The three players were found guilty of various offences of corrupt behavior relating to the Lords Test between England and Pakistan in August 2010
Further, Mohammad Amir will be eligible to return to cricket at international level at the same time, following permission being granted to him to return to play domestic cricket in Pakistan earlier this year.
The three players were found guilty of various offences of corrupt behavior relating to the Lords Test between England and Pakistan in August 2010 by the independent Anti-Corruption Tribunal on 5 February 2011, with their sanctions backdated to commence on 2 September 2010 (the date on which they were initially charged and provisionally suspended).

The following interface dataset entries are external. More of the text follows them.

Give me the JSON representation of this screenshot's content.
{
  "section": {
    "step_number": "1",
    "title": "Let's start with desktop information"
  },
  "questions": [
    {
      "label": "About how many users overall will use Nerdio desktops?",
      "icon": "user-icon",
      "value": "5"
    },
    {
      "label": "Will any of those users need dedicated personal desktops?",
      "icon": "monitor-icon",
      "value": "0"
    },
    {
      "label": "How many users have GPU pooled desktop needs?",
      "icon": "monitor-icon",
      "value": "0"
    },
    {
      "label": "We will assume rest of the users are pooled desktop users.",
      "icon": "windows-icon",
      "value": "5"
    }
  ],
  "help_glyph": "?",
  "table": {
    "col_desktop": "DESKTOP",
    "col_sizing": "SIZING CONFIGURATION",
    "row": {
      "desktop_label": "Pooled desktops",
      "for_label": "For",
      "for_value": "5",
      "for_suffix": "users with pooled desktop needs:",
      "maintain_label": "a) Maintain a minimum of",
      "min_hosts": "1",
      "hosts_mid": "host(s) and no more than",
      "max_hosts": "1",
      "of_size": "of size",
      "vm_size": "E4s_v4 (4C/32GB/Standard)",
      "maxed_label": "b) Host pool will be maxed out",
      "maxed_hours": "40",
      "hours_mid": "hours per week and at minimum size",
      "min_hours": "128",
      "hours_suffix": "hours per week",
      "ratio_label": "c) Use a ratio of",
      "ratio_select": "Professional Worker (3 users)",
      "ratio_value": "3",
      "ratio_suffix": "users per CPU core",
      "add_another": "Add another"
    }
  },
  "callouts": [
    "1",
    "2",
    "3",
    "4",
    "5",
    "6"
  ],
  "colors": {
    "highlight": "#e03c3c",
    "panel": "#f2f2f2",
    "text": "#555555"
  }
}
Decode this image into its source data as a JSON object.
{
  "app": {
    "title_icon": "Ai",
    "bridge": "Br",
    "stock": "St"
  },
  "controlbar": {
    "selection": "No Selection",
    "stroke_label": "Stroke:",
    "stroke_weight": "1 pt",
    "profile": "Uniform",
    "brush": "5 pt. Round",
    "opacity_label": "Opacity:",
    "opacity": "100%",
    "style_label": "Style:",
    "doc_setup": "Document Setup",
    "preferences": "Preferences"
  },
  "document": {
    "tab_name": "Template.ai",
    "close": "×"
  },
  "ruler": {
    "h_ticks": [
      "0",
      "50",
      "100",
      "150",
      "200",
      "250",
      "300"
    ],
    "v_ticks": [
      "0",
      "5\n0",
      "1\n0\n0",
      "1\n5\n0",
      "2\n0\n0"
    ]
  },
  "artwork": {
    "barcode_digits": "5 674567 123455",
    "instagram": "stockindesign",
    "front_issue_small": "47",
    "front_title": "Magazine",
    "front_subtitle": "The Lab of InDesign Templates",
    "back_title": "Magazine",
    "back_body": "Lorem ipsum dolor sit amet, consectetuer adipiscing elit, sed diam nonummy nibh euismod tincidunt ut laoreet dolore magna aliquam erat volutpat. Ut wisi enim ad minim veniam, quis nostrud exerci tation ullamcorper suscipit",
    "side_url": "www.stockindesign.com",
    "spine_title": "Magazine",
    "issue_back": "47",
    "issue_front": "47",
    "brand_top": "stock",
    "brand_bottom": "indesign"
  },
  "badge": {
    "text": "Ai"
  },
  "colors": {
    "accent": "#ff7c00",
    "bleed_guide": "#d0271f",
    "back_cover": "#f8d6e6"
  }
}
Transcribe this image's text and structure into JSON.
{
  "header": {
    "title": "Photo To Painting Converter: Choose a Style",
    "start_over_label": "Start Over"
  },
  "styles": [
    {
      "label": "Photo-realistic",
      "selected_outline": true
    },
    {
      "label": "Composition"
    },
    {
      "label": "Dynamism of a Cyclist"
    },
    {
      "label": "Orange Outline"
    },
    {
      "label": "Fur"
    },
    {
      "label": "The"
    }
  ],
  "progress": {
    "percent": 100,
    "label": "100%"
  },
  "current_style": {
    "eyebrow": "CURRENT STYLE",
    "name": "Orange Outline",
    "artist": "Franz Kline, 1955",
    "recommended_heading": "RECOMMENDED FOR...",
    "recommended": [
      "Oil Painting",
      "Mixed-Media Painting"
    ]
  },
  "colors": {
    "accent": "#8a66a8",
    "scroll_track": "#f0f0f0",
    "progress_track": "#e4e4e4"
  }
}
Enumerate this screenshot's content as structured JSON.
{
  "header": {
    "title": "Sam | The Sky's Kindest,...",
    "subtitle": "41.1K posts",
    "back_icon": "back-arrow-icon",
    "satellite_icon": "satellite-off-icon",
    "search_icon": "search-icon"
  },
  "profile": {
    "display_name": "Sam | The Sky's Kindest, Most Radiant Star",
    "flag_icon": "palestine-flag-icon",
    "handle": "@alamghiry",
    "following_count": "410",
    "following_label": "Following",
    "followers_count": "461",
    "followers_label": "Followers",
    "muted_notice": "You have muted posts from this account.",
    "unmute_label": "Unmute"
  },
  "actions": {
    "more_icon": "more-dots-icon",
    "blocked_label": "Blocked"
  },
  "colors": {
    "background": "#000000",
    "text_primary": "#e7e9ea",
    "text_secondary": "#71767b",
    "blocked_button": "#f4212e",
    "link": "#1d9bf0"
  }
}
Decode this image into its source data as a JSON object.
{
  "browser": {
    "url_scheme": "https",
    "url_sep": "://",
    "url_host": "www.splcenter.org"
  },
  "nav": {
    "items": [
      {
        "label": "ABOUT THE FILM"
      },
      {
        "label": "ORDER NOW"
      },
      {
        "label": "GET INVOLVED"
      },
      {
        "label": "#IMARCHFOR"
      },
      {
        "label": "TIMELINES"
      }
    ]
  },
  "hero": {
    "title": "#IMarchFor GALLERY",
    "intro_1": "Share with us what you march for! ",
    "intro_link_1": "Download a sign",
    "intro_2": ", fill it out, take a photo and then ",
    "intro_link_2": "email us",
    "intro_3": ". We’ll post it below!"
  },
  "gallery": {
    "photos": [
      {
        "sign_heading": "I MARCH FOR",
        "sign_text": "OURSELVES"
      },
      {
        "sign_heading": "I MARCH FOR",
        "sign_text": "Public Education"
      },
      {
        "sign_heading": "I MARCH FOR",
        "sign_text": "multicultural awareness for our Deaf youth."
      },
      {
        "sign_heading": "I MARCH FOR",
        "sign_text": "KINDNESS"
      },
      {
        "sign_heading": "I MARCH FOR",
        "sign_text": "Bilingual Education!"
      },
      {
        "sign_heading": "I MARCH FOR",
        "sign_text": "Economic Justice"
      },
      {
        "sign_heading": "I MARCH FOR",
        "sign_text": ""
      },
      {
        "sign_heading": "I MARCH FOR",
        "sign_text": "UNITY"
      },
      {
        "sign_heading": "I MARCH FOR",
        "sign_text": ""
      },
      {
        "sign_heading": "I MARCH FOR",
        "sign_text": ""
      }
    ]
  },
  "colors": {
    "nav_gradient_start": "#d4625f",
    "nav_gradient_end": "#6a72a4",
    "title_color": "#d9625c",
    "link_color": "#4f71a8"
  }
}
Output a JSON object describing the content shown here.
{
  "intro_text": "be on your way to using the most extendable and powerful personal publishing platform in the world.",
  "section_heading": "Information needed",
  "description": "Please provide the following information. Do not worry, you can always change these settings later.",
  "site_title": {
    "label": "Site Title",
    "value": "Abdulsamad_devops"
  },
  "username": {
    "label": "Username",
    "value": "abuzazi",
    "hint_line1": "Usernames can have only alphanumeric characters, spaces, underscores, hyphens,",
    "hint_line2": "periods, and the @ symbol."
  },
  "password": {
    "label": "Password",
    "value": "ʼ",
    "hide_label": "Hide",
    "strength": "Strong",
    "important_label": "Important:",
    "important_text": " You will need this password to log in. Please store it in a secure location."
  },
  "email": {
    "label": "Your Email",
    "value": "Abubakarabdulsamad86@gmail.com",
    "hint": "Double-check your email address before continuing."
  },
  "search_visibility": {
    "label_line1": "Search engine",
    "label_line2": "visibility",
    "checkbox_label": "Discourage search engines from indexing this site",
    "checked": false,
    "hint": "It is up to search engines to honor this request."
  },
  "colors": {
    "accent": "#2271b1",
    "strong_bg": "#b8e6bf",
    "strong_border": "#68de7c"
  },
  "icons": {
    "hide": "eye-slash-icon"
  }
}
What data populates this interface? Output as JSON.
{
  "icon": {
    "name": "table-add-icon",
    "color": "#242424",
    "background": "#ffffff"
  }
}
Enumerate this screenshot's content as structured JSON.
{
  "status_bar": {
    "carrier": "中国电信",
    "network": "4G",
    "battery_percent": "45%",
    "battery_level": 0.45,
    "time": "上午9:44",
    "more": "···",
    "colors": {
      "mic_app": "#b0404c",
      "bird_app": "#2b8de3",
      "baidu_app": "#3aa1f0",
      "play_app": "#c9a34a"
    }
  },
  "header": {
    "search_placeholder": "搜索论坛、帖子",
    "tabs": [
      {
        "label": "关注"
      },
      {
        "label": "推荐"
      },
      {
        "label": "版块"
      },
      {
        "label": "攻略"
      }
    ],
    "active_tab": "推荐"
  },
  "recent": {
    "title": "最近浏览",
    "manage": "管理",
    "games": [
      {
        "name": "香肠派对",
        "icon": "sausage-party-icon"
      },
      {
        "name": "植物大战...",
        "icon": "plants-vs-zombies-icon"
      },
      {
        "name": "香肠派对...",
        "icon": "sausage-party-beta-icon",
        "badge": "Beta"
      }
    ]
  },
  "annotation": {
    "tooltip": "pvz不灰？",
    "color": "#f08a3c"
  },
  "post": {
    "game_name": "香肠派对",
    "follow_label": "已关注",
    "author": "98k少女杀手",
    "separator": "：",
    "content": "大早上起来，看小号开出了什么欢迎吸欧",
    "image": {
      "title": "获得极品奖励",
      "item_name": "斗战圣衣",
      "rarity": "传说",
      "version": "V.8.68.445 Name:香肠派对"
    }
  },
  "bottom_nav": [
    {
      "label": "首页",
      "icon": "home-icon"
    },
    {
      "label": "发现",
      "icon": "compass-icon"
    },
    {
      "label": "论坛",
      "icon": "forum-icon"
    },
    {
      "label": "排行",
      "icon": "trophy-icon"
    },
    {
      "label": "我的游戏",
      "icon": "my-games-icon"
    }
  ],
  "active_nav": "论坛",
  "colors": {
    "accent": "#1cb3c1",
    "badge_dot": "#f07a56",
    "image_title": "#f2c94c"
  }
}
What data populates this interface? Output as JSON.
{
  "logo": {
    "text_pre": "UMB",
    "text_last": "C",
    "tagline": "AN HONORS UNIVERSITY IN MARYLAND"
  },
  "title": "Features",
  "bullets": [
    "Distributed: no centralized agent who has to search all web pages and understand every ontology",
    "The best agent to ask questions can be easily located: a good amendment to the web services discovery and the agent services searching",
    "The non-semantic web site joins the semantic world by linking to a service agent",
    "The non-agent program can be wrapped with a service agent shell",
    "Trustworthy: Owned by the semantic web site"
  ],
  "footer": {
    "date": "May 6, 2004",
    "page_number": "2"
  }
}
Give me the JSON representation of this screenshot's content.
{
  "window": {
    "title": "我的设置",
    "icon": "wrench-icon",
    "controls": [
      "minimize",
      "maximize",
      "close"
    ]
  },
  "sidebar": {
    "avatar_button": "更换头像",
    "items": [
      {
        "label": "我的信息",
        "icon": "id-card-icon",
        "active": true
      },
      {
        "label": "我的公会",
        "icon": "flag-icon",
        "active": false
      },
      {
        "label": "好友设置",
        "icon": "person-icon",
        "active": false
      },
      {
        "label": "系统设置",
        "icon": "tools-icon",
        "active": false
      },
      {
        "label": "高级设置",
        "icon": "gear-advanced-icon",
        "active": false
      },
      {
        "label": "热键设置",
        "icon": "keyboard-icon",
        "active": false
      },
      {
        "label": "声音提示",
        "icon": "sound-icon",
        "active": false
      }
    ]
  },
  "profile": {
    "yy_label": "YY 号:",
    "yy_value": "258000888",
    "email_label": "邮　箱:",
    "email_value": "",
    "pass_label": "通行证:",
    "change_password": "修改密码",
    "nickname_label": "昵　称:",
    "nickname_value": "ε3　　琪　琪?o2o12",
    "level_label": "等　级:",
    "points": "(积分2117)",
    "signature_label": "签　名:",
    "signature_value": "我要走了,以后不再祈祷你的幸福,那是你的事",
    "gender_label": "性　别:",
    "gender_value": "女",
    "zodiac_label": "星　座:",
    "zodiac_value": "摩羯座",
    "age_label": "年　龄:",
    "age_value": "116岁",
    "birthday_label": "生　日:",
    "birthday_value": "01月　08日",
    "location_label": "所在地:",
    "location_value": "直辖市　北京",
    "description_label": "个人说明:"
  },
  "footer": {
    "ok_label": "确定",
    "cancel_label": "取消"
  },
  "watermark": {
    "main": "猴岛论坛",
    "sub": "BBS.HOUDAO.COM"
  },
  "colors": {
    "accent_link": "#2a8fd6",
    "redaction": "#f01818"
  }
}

The Tribunal, headed by Mr Michael Beloff, QC, following a six-day hearing in Qatar had imposed a sanction of five years on Amir, seven years on Asif (of which the final two years were suspended on specified conditions) and 10 years on Butt (of which the final five years were suspended on specified conditions).
As with all players and other participants in cricket, all three players remain bound to comply with the ICC Anti-Corruption Code and the anti-corruption rules of all National Cricket Federations. Consequently, if they should commit any further act of corrupt conduct they are liable to (i) further separate disciplinary proceedings for breaches of the relevant Code or rules and (ii) in the case of Asif and Butt and where such breach occurs during the suspended part of their original period of ineligibility, the activation of that suspended period of ineligibility.
The ICC will not make any further comment on this matter.